What the task requires:
Every record is to be returned as written, with no omissions.

(Dataset rows describing interfaces)
------------------------------

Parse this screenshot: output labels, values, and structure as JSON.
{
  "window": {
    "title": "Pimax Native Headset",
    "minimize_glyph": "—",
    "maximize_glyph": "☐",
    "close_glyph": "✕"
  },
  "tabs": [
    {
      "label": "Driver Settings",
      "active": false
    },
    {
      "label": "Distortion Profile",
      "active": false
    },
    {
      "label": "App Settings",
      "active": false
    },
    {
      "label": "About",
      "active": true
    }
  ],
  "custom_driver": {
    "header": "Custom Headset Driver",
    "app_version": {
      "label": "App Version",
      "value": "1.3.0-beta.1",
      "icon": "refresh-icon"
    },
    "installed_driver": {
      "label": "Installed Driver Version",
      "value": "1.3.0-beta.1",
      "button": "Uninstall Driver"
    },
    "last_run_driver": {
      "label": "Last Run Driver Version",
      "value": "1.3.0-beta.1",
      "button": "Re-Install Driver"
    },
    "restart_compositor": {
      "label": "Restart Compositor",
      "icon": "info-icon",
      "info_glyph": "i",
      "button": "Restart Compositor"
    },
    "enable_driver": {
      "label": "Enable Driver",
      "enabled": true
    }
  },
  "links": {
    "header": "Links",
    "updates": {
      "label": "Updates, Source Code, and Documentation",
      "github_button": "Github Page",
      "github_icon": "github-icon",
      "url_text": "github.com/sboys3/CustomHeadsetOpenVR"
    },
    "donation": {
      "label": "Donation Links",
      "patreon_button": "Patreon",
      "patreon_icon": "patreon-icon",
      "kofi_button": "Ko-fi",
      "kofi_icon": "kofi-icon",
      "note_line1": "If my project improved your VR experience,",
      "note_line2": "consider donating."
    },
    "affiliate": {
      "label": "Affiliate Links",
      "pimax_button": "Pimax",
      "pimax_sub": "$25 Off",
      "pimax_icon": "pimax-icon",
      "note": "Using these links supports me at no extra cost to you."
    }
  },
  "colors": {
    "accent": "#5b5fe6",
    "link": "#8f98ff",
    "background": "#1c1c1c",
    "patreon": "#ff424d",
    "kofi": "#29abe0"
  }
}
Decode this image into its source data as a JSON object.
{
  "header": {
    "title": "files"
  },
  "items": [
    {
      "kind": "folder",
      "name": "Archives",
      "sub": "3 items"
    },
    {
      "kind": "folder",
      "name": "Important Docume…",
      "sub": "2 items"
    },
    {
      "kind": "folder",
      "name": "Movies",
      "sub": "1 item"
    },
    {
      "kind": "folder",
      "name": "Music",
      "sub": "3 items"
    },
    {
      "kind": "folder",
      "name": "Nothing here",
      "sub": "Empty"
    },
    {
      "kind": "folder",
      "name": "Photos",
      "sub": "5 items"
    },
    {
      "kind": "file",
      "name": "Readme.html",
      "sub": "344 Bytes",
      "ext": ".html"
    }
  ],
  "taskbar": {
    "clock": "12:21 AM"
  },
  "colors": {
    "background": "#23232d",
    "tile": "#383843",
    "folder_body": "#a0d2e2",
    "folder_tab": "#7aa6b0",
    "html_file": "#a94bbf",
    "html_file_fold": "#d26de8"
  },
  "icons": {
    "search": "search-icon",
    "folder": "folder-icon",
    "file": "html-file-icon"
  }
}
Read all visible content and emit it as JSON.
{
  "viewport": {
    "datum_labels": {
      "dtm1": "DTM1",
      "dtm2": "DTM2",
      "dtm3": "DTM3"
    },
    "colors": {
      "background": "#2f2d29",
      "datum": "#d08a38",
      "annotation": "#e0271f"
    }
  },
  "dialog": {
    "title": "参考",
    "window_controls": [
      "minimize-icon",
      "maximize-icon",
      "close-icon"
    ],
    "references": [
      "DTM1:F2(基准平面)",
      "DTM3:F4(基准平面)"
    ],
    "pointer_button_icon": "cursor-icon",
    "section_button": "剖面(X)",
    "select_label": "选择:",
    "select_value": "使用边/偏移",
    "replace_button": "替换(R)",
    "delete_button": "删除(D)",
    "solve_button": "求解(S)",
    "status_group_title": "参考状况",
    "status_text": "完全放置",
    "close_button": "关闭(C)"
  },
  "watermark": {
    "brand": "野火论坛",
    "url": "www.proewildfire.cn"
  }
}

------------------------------

Task output:
Parse this screenshot: output labels, values, and structure as JSON.
{
  "window": {
    "title": "Pimax Native Headset",
    "minimize_glyph": "—",
    "maximize_glyph": "☐",
    "close_glyph": "✕"
  },
  "tabs": [
    {
      "label": "Driver Settings",
      "active": false
    },
    {
      "label": "Distortion Profile",
      "active": false
    },
    {
      "label": "App Settings",
      "active": false
    },
    {
      "label": "About",
      "active": true
    }
  ],
  "custom_driver": {
    "header": "Custom Headset Driver",
    "app_version": {
      "label": "App Version",
      "value": "1.3.0-beta.1",
      "icon": "refresh-icon"
    },
    "installed_driver": {
      "label": "Installed Driver Version",
      "value": "1.3.0-beta.1",
      "button": "Uninstall Driver"
    },
    "last_run_driver": {
      "label": "Last Run Driver Version",
      "value": "1.3.0-beta.1",
      "button": "Re-Install Driver"
    },
    "restart_compositor": {
      "label": "Restart Compositor",
      "icon": "info-icon",
      "info_glyph": "i",
      "button": "Restart Compositor"
    },
    "enable_driver": {
      "label": "Enable Driver",
      "enabled": true
    }
  },
  "links": {
    "header": "Links",
    "updates": {
      "label": "Updates, Source Code, and Documentation",
      "github_button": "Github Page",
      "github_icon": "github-icon",
      "url_text": "github.com/sboys3/CustomHeadsetOpenVR"
    },
    "donation": {
      "label": "Donation Links",
      "patreon_button": "Patreon",
      "patreon_icon": "patreon-icon",
      "kofi_button": "Ko-fi",
      "kofi_icon": "kofi-icon",
      "note_line1": "If my project improved your VR experience,",
      "note_line2": "consider donating."
    },
    "affiliate": {
      "label": "Affiliate Links",
      "pimax_button": "Pimax",
      "pimax_sub": "$25 Off",
      "pimax_icon": "pimax-icon",
      "note": "Using these links supports me at no extra cost to you."
    }
  },
  "colors": {
    "accent": "#5b5fe6",
    "link": "#8f98ff",
    "background": "#1c1c1c",
    "patreon": "#ff424d",
    "kofi": "#29abe0"
  }
}
Decode this image into its source data as a JSON object.
{
  "header": {
    "title": "files"
  },
  "items": [
    {
      "kind": "folder",
      "name": "Archives",
      "sub": "3 items"
    },
    {
      "kind": "folder",
      "name": "Important Docume…",
      "sub": "2 items"
    },
    {
      "kind": "folder",
      "name": "Movies",
      "sub": "1 item"
    },
    {
      "kind": "folder",
      "name": "Music",
      "sub": "3 items"
    },
    {
      "kind": "folder",
      "name": "Nothing here",
      "sub": "Empty"
    },
    {
      "kind": "folder",
      "name": "Photos",
      "sub": "5 items"
    },
    {
      "kind": "file",
      "name": "Readme.html",
      "sub": "344 Bytes",
      "ext": ".html"
    }
  ],
  "taskbar": {
    "clock": "12:21 AM"
  },
  "colors": {
    "background": "#23232d",
    "tile": "#383843",
    "folder_body": "#a0d2e2",
    "folder_tab": "#7aa6b0",
    "html_file": "#a94bbf",
    "html_file_fold": "#d26de8"
  },
  "icons": {
    "search": "search-icon",
    "folder": "folder-icon",
    "file": "html-file-icon"
  }
}
Read all visible content and emit it as JSON.
{
  "viewport": {
    "datum_labels": {
      "dtm1": "DTM1",
      "dtm2": "DTM2",
      "dtm3": "DTM3"
    },
    "colors": {
      "background": "#2f2d29",
      "datum": "#d08a38",
      "annotation": "#e0271f"
    }
  },
  "dialog": {
    "title": "参考",
    "window_controls": [
      "minimize-icon",
      "maximize-icon",
      "close-icon"
    ],
    "references": [
      "DTM1:F2(基准平面)",
      "DTM3:F4(基准平面)"
    ],
    "pointer_button_icon": "cursor-icon",
    "section_button": "剖面(X)",
    "select_label": "选择:",
    "select_value": "使用边/偏移",
    "replace_button": "替换(R)",
    "delete_button": "删除(D)",
    "solve_button": "求解(S)",
    "status_group_title": "参考状况",
    "status_text": "完全放置",
    "close_button": "关闭(C)"
  },
  "watermark": {
    "brand": "野火论坛",
    "url": "www.proewildfire.cn"
  }
}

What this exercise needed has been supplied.